Departures is a small, gentle, sometimes sentimental film about appreciating life while we are blessed with it. It’s also about coming to terms with death and how even the littlest gifts matter when offered with a pure heart.

A couple of interesting notes about the making of the film: it took ten years to produce and the actor Masahiro Motoki, who played the main character Daigo, not only studied the art of ritual corpse preparation but also learned to play the cello for the film as well. It also won the Oscar for Best Foreign Language Film in 2009.

You can reserve Departures here.

Thursday, November 7, 2013

Velveeta to Vertigo

If you’re a student, researcher, or a lifelong learner, we have great news! You don’t have to venture out into sideways-blowing rain to use our three new reference book collections: the St. James Encyclopedia of Popular Culture, Grzimek's Animal Life Encyclopedia: Extinction, and the Encyclopedia of World Biography. We’ve just added them to Gale Virtual Reference Library (GVRL), which is available from our website, so you can sit in your cozy pajamas and drink chamomile tea while you peruse these encyclopedias.

The St. James Encyclopedia of Popular Culture is a five-volume set that covers topics and people in major areas of popular culture: film; music; print culture; social life; sports; television and radio; and art and performance.
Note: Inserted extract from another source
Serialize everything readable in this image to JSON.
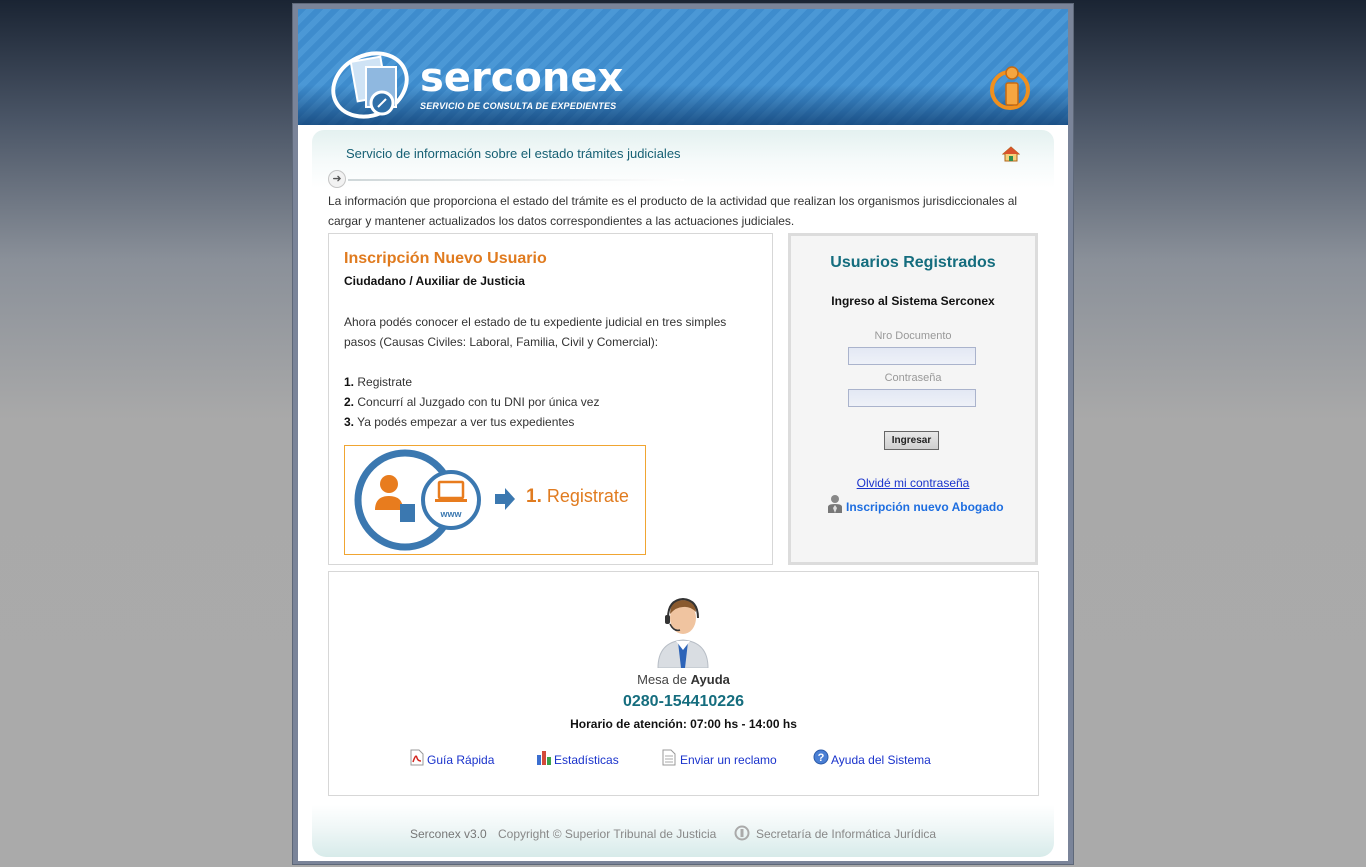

Articles range from George Burns to Ken Burns, Little League to Little Richard, Velveeta to Vertigo.

Generations of Lassies. The family of collies that portrayed Lassie 
during the show's run included, from left, Pal (the original Lassie), 
young Laddie, Lassie, old Laddie, and Lassie Jr.

Reunion gallinule
Porphyrio coerulescens
Extinct since about 1730

Grzimek’s (pronounced “Chim-icks”) is a two-volume set that explores all aspects of extinctions and extinct life, with articles written by experts in zoology, paleontology, and environmental science. You can find information on ancient extinctions, as well as current concerns about endangered species.

One of Price's greatest triumphs was her 
creation of the role of Cleopatra in 
Samuel Barber's Antony and Cleopatra.
The third title we added is the 33-volume Encyclopedia of World Biography. This set covers notable individuals from every part of the world and from all time periods who have made significant contributions to human culture. A search for ‘Cleopatra’ finds 43 biographies, including those for Marc Antony, William Shakespeare, Elizabeth Taylor, Leontyne Price, and Julius Caesar. Instead of by name, you may decide to search by location or occupation. A search for ‘Australia’ brings up 345 results, and a search for ‘inventors’ brings up 350 biographies. This is a great resource at report time, especially at night when the library is closed. Each article has a citation at the end, so you can include it in your bibliography.

To use GVRL, go to the library’s website, click on Databases, and click on the Gale Virtual Reference Library link. All you need is your Newport Library card to have hundreds of reference books at your fingertips!